How NOT to communicate with clients

Posted on October 20, 2011


how to communicateThere are literally hundreds of blog posts and other articles out there about best practices in marketing. I love reading and learning about these. A recent example reminded me what NOT to do.

We recently received a notice in our mailbox, telling us about some upcoming work being done to the water pipes on our street.
Score one for letting us know this was coming.

However, the notice read something like this:

October 6, 2011

The town of ****** will be replacing valves on the water pipes in your street. This work will be done between 7 am and 5:30 pm, weather premitting. We will have to shut off your water to complete this work.

We apologize for the inconvenience.

If you have any questions or concerns, please call us at (999)999-9999 or (999)999-9999. Or email us at ****


We got this notice about 10 am on October 6. My first thought is “it would be nice to know exactly when they’re shutting off the water and for how long.” I immediately called the number listed and left a (pleasant) voicemail.

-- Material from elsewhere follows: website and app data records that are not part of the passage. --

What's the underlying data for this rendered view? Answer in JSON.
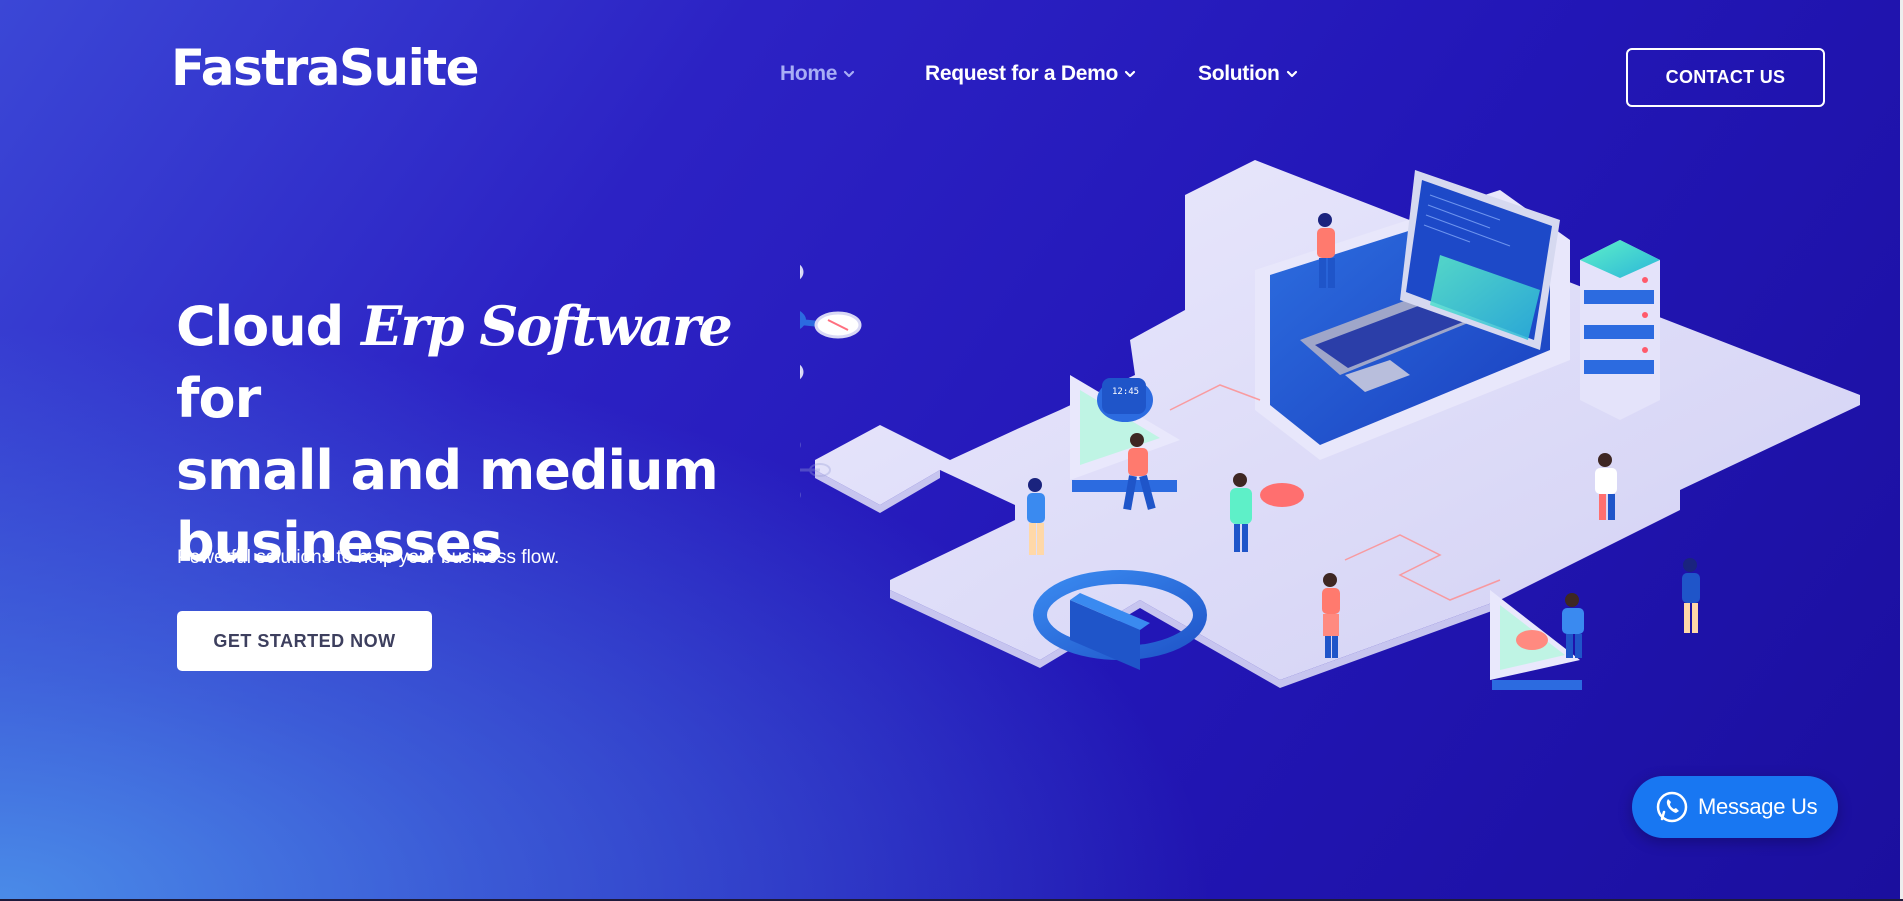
{
  "header": {
    "logo": "FastraSuite",
    "nav": [
      {
        "label": "Home",
        "active": true
      },
      {
        "label": "Request for a Demo",
        "active": false
      },
      {
        "label": "Solution",
        "active": false
      }
    ],
    "contact_label": "CONTACT US"
  },
  "hero": {
    "headline_part1": "Cloud",
    "headline_italic": "Erp Software",
    "headline_part2": "for",
    "headline_line2": "small and medium",
    "headline_line3": "businesses",
    "subline": "Powerful solutions to help your business flow.",
    "cta_label": "GET STARTED NOW"
  },
  "illustration": {
    "watch_time": "12:45"
  },
  "floating": {
    "message_label": "Message Us"
  },
  "colors": {
    "background_start": "#3b47d6",
    "background_end": "#1b0f9e",
    "nav_active": "#a8aef5",
    "message_button": "#1877f2",
    "cta_text": "#3d3f5e"
  },
  "icons": {
    "nav_chevron": "chevron-down-icon",
    "message": "whatsapp-icon"
  }
}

I didn’t hear back from them until 10 days later. The response to me was, “oh, you’ll know when we’re about to shut off your water because you’ll see a big digger in front of your house.”

Mmmm, with job interviews and client meetings, I’d like to have some advance notice of water shut-off.

The end result was not at all bad. Yes, the big digger stopped in front of our house and made an awful racket. However, one of the workers came to our door and asked if it was okay for them to shut the water off for about 20 minutes. And that’s all the time the water was shut off. It was over before I knew it.

The worker also came back and showed my husband the condition of the water pipe leading into our house.

All in all, this was a non-event, but the town could have saved it’s residents a lot of grief by handling this better.

Better ways of communicating:

1. Be clear.

They weren’t going to do the work on October 6, they did the work two weeks later. They should have said, “sometime in the next few weeks, we’ll be working on your street. The work will be done weather permitting.”

Would they really have shut water off at 7 am, just when people are getting ready for school and work? I think not.

2. Be responsive.

It’s great to invite questions and provide multiple contact points, but this is irrelevant if they aren’t going to respond to inquiries.  Getting a generic response 10 days later is unacceptable.

If you are going to invite questions, which you should, make sure that you respond to them quickly.

What do you think?  Have you been in a situation that seemed more complicated that it was because of poor communications?

Photo is courtesy of pshanks’ Flickr Photostream under Creative Commons Licensing.